  2. Don’t worry, these train tracks haven’t been used in years.
  3. You can definitely pass this guy.
  4. I’m just learning Korean, but I’m pretty sure that sign says “South”.
  5. Of course he’s not waving a real machete.
  6. Mind if I pet your dog?
  7. It’s not like he won’t pay me back. After all, he’s a Nigerian prince.
  8. Inflammable is the good one, right?
  9. No, a shark fin is way pointier than that.
  10. I do.
onceuponatown:

New York City public library reading room. C.1911.

onceuponatown:

New York City public library reading room. C.1911.

(Source: coffee-and-wood)

porcvpine:

Alone in the Dark by AtomicZen

porcvpine:

Alone in the Dark by AtomicZen

(Source: porcvpine)

I think of you a lot. I think of you and me walking along in a parking lot at night. Our shoulders rubbing against each other as we listen to our voices. We’re both damaged and beautiful. We know the order of order and the order of disorder. We’ve both been hunted and nearly destroyed by weaklings with big ideas. We know the night.
seancodyfan:

the most important photo of our time, the leader of the free world talking with president Obama

seancodyfan:

the most important photo of our time, the leader of the free world talking with president Obama

(Source: firemen)

dinolich:

veganatidae:

ethereo:

zhouyousifang's playful tiger

OMG

THE MOST WONDERFUL THING I HAVE SEEN IN MY LIFE.

(Source: senpais)
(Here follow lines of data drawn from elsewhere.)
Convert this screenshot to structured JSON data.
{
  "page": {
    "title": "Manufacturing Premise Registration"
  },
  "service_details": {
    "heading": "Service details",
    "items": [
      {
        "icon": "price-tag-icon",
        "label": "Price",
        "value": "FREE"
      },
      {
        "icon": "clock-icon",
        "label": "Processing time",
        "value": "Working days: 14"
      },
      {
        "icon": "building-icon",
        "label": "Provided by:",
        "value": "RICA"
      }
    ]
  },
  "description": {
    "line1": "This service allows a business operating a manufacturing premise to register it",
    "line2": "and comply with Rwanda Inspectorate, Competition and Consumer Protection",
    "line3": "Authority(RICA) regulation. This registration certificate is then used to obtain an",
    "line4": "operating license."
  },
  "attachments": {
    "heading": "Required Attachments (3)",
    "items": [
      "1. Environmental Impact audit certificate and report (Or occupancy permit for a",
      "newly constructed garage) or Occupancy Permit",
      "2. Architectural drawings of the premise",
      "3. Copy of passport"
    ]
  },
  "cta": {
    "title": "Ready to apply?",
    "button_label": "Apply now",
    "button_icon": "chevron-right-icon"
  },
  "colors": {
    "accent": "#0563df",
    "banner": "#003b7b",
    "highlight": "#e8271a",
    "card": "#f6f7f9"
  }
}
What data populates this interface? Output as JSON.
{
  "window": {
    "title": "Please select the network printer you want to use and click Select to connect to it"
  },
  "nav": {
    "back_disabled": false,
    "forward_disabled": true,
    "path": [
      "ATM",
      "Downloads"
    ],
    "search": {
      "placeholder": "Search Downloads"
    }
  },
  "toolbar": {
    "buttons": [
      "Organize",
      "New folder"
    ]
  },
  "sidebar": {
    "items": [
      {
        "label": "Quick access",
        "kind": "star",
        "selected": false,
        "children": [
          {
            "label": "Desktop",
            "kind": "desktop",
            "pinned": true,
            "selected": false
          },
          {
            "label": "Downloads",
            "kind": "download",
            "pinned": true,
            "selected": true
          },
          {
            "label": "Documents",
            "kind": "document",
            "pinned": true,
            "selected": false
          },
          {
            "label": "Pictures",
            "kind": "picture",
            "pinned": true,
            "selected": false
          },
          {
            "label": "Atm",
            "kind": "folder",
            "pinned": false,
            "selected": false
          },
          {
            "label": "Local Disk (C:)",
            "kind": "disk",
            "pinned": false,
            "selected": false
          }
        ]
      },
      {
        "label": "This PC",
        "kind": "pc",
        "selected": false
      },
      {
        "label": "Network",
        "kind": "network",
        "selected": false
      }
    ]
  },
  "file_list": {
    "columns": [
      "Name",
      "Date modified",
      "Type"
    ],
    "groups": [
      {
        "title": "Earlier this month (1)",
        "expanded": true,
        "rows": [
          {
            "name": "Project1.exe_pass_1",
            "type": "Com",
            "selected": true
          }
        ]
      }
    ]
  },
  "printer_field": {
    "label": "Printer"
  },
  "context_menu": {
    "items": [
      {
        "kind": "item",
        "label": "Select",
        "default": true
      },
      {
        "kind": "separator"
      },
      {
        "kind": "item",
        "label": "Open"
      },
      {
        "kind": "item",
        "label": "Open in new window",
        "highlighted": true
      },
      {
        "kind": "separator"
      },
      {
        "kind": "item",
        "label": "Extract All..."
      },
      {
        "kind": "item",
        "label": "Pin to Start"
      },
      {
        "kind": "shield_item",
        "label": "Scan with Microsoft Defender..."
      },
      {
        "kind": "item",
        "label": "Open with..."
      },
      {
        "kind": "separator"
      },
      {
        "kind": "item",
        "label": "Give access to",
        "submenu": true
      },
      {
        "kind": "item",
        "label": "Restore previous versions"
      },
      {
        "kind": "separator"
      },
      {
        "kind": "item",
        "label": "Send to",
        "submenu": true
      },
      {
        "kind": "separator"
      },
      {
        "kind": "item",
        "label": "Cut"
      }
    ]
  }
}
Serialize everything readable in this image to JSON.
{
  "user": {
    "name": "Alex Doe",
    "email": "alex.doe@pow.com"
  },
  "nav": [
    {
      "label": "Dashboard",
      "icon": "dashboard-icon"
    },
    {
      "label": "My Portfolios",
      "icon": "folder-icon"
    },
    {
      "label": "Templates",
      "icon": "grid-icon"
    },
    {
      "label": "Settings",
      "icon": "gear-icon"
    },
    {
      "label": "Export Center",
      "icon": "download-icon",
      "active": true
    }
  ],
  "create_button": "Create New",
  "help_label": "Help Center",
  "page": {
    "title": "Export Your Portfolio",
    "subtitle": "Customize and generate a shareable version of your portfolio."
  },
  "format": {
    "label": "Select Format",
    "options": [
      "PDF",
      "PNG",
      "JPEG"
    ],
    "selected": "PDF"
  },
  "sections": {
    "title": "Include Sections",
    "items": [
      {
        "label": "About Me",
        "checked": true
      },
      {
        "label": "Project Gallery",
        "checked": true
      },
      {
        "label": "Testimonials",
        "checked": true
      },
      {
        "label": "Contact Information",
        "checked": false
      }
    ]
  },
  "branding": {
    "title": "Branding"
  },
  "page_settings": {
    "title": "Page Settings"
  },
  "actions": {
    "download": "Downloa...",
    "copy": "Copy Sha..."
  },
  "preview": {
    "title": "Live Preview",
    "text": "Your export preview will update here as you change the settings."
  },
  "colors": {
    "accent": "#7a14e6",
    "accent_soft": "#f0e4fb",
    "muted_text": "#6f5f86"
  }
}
The best index to a person’s character is how he treats people who can’t do him any good, and how he treats people who can’t fight back.

Dear employers, I will have to take the day off today because:

☐ It’s December and the streets are papier-mached with wet bronze leaves and it’s so dark outside that the cars have their headlights on at 3pm

☐ I have recently been through a breakup, or I have been through a breakup at any time in my life really, and I woke up today with the absolute conviction that I will never be loved again

☐ A dog looked at me

☐ I got a text from someone for whom I feel a mix of concern and frustration and recognition and longing that is both more and less than romance

☐ Someone made a joke about dead pets meeting you in heaven

☐ Daylight savings time

☐ I passed a knot of flowers that were so bright they glowed through the dim grey water of the day and when was anything in my life last that luminous?

☐ Girls are too pretty

☐ For the first time I genuinely comprehend that there is not enough time to have all the lives I wanted

☐ I accidentally listened to Leonard Cohen